Repeat every line below exactly as it reads.

[Start of Attachment]

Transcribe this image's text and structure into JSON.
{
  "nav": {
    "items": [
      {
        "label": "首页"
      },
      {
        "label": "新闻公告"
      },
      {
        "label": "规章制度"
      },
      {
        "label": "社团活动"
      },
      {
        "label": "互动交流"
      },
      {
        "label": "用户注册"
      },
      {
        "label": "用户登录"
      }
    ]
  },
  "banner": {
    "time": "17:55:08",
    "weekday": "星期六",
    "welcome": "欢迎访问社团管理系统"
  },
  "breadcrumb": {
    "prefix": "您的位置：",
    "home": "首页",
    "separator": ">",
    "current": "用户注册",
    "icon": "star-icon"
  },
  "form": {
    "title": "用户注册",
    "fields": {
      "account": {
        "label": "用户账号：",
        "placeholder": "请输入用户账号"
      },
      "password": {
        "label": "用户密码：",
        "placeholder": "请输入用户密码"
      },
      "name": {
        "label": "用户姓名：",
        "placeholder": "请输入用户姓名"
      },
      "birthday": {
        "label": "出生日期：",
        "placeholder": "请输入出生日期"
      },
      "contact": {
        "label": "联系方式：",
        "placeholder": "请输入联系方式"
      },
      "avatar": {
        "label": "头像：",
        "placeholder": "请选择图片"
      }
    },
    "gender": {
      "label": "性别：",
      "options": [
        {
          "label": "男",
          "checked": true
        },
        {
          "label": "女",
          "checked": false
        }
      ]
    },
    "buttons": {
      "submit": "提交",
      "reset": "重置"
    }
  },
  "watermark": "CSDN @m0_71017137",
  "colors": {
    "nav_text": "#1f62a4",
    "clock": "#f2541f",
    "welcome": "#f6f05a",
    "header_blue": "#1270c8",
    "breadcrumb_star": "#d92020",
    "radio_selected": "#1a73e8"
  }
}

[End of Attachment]

● **ANSWER BOX**
Transcribe this image's text and structure into JSON.
{
  "nav": {
    "items": [
      {
        "label": "首页"
      },
      {
        "label": "新闻公告"
      },
      {
        "label": "规章制度"
      },
      {
        "label": "社团活动"
      },
      {
        "label": "互动交流"
      },
      {
        "label": "用户注册"
      },
      {
        "label": "用户登录"
      }
    ]
  },
  "banner": {
    "time": "17:55:08",
    "weekday": "星期六",
    "welcome": "欢迎访问社团管理系统"
  },
  "breadcrumb": {
    "prefix": "您的位置：",
    "home": "首页",
    "separator": ">",
    "current": "用户注册",
    "icon": "star-icon"
  },
  "form": {
    "title": "用户注册",
    "fields": {
      "account": {
        "label": "用户账号：",
        "placeholder": "请输入用户账号"
      },
      "password": {
        "label": "用户密码：",
        "placeholder": "请输入用户密码"
      },
      "name": {
        "label": "用户姓名：",
        "placeholder": "请输入用户姓名"
      },
      "birthday": {
        "label": "出生日期：",
        "placeholder": "请输入出生日期"
      },
      "contact": {
        "label": "联系方式：",
        "placeholder": "请输入联系方式"
      },
      "avatar": {
        "label": "头像：",
        "placeholder": "请选择图片"
      }
    },
    "gender": {
      "label": "性别：",
      "options": [
        {
          "label": "男",
          "checked": true
        },
        {
          "label": "女",
          "checked": false
        }
      ]
    },
    "buttons": {
      "submit": "提交",
      "reset": "重置"
    }
  },
  "watermark": "CSDN @m0_71017137",
  "colors": {
    "nav_text": "#1f62a4",
    "clock": "#f2541f",
    "welcome": "#f6f05a",
    "header_blue": "#1270c8",
    "breadcrumb_star": "#d92020",
    "radio_selected": "#1a73e8"
  }
}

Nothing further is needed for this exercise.